• **Task statement**:
Please count the lines in this listing that include the string "review", and give only the number.
--------------------------------------------------
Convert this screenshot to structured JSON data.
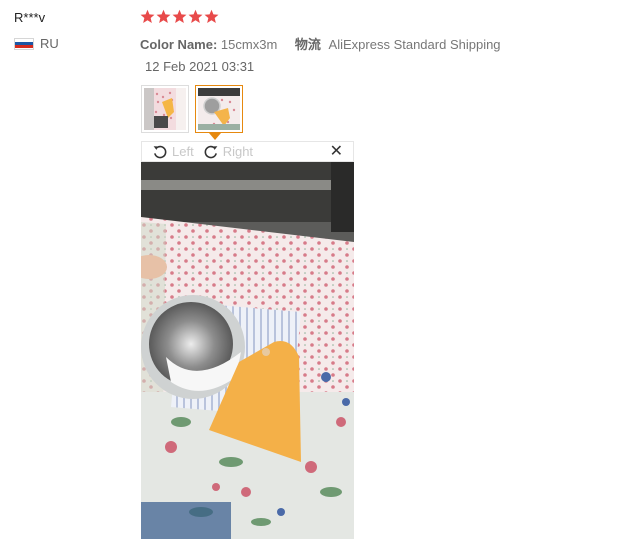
{
  "review": {
    "user": {
      "name": "R***v",
      "country_code": "RU",
      "flag_colors": [
        "#ffffff",
        "#1c57a5",
        "#d52b1e"
      ]
    },
    "rating": 5,
    "star_color": "#e84a4a",
    "attributes": {
      "color_label": "Color Name:",
      "color_value": "15cmx3m",
      "shipping_label": "物流",
      "shipping_value": "AliExpress Standard Shipping"
    },
    "date": "12 Feb 2021 03:31",
    "thumbnails": [
      {
        "name": "review-photo-1",
        "selected": false
      },
      {
        "name": "review-photo-2",
        "selected": true
      }
    ],
    "accent_color": "#e6890f"
  },
  "viewer": {
    "rotate_left_label": "Left",
    "rotate_right_label": "Right",
    "close_glyph": "✕",
    "icons": [
      "rotate-left-icon",
      "rotate-right-icon",
      "close-icon"
    ]
  }
}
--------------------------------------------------
• **Solved exercise**:
3